Like I said, I don't wholeheartedly agree with any of the authors... <g>
I think Sabat is over the top. I found him disturbing and at the same time fascinating. The latter because I have met a few people here and there like him.
Actually, Van sensei graciously joined some of us for coffee after class last week and the conversations were interesting. We briefly discussed a instructor we both knew, whose teaching/training methods were(are) rather "extreme" in our opinions. This conversation reminded me of Sabat. Undoutably such extreme mindset and training will produce good fighters, though the cost is high with injuries and attrition of students.
Also, at one point, Sabat talked about "sparring matches" with some visitors in his dojo. That also reminded me of some of the "matches" we had in the earlier days of the Hancock dojo. So, there were bits and pieces of Sabat's book that had an "oh, yeah..." quality to it. (BTW, Sabat's book HAS NOTHING TO DO WITH ZEN, in case anyone is looking for a discussion on that topic.)
A correction: I meant to list Wiley's "Fillipino Martial Culture" and not "Fillipino Martial Art". The latter deals specifically with Cabales Serrada Escrima. The first book was interesting in presenting some of the living Fillipino masters from the WWII generation (i.e. they've been there, done that.) Cabales was one of the people presented. Cabales, among some of the others, fought death matches as a youth. I would say that requires a certain mindset.

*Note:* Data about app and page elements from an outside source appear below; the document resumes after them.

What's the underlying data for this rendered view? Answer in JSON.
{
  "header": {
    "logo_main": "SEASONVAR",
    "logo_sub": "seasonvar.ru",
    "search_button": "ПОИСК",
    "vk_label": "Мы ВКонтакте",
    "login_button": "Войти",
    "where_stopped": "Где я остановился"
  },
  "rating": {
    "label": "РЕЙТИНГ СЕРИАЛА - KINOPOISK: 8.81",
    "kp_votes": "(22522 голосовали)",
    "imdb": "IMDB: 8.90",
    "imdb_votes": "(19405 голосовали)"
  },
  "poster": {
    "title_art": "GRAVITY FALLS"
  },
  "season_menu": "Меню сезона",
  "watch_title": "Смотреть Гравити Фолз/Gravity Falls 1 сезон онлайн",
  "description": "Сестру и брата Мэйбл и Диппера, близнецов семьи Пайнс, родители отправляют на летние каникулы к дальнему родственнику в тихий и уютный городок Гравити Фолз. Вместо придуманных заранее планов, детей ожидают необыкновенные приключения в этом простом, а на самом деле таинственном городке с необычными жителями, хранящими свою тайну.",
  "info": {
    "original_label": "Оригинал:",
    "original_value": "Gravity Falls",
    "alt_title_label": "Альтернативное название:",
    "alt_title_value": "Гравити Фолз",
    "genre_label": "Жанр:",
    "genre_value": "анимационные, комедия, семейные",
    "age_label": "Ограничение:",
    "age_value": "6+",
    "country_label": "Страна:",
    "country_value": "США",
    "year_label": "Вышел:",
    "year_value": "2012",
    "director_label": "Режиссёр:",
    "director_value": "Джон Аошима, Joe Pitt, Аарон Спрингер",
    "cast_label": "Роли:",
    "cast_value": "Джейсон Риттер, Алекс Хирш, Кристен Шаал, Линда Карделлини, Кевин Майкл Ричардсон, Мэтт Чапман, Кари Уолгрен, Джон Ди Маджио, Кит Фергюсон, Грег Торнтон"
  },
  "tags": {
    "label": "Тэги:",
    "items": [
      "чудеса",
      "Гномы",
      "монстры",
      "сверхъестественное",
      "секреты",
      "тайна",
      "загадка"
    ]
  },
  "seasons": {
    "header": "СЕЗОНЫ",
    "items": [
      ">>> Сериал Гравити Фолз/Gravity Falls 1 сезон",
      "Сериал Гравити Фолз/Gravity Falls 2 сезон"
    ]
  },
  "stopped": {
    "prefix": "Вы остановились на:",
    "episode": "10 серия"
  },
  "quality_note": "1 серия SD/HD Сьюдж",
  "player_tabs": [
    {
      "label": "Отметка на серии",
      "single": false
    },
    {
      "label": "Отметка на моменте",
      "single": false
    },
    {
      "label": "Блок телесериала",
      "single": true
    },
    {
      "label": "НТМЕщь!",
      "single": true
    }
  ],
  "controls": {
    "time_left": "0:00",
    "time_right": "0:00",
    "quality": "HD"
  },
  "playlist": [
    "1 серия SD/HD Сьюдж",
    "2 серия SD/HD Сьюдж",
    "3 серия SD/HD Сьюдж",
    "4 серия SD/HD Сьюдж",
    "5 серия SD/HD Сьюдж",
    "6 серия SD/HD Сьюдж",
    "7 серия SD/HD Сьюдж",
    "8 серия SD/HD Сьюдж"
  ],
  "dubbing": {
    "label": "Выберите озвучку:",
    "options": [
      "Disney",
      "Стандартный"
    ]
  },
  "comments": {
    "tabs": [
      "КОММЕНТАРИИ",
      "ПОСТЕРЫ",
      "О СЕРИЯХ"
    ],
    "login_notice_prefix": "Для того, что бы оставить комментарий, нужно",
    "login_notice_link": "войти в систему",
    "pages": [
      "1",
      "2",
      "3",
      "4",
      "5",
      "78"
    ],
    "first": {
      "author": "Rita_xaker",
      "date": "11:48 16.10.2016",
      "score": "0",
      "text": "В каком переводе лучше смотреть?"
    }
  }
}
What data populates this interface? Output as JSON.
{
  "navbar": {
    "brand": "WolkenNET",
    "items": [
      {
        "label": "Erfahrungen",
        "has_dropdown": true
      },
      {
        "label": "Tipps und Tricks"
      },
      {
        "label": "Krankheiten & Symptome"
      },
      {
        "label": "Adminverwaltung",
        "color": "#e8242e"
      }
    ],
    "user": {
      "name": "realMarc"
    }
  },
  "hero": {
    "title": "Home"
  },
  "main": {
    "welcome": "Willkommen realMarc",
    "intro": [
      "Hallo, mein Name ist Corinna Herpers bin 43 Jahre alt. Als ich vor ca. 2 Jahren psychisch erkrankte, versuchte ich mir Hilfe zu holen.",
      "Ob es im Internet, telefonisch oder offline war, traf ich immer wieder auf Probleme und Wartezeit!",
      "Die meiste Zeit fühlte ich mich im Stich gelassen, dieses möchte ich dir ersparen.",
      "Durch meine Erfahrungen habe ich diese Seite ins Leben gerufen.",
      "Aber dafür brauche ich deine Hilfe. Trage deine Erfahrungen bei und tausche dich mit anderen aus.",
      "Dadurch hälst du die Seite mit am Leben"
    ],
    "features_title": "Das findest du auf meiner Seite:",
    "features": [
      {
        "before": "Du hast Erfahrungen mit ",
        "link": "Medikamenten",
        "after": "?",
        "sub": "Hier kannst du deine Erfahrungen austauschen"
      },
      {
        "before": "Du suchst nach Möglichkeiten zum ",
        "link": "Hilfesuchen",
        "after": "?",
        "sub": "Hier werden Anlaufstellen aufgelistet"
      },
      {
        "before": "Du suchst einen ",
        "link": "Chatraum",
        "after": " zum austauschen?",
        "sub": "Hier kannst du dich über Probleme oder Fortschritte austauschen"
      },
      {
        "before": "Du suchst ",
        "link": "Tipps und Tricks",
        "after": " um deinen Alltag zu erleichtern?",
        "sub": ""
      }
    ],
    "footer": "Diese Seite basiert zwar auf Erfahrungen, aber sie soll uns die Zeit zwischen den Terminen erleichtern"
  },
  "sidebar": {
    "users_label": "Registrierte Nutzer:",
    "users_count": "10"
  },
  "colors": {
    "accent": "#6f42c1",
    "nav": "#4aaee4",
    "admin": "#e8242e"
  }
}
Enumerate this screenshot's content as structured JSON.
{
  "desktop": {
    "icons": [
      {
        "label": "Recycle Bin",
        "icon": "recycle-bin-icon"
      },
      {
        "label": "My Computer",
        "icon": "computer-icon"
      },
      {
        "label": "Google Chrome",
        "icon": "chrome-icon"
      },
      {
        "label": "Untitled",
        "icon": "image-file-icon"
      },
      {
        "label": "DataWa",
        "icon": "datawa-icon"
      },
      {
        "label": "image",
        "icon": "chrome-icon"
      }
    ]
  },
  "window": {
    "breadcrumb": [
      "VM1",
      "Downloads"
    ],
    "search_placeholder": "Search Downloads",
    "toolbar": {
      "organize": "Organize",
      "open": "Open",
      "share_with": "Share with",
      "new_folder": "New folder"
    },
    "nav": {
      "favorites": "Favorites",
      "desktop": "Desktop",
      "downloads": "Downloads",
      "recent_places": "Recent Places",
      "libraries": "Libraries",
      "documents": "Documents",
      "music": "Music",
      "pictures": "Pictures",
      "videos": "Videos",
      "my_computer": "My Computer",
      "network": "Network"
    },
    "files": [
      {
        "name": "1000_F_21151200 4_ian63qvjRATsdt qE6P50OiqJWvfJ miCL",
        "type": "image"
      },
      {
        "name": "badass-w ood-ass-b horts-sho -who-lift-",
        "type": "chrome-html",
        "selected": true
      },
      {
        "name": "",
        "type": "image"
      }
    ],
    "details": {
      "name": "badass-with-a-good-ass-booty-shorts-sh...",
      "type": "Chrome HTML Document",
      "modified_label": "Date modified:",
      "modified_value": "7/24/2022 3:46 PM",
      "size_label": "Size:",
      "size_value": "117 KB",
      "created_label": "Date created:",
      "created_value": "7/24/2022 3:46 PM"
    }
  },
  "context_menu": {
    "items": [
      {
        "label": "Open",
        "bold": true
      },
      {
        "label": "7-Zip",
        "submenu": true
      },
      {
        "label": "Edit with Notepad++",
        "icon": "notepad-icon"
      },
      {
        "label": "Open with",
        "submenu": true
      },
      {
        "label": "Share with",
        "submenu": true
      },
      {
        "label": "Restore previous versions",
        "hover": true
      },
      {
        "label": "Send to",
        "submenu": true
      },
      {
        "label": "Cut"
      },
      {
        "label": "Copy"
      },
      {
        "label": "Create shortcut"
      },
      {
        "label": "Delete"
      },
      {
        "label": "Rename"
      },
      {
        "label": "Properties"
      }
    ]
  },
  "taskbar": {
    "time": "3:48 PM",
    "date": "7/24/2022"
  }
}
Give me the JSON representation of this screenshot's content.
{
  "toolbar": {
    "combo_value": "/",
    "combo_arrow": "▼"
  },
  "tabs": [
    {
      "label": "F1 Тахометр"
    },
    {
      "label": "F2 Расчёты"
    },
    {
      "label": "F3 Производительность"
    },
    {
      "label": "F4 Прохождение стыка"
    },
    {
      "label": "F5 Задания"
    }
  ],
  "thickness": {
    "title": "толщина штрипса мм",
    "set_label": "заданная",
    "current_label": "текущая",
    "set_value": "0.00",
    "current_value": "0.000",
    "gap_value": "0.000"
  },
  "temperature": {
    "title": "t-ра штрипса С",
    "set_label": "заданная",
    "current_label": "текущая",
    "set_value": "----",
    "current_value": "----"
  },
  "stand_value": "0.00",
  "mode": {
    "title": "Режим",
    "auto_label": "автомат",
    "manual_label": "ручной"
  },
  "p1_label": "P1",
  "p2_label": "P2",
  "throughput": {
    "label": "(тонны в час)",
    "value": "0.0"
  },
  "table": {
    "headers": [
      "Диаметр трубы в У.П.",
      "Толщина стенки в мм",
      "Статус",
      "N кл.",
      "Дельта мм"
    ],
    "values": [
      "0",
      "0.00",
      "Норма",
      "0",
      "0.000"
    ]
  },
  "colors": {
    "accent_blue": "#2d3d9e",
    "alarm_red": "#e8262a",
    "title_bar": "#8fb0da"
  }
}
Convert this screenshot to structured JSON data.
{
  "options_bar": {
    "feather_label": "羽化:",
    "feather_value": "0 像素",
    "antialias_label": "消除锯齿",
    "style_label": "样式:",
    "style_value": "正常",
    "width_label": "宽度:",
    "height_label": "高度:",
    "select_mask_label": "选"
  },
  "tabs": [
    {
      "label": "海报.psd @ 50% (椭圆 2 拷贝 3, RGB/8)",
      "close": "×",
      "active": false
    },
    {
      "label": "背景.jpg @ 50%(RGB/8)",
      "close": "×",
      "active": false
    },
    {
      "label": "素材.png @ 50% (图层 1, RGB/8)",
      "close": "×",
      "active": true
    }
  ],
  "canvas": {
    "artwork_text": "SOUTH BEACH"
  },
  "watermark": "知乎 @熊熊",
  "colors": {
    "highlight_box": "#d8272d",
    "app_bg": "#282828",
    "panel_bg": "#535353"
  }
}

Also, Wes Tasker met and trained with some of those masters and/or instructors from certain lineages. He will attest to a certain "mindset" of some of those folks.
I think each author presents something about a mindset that is needed for "combat" and the various training methods that might get you there. The "price" can be high, I think, physically and psychologically. Each of us has to figure out the limits we are willing to go to prepare ourselves for the "real thing".
Thanks for the link!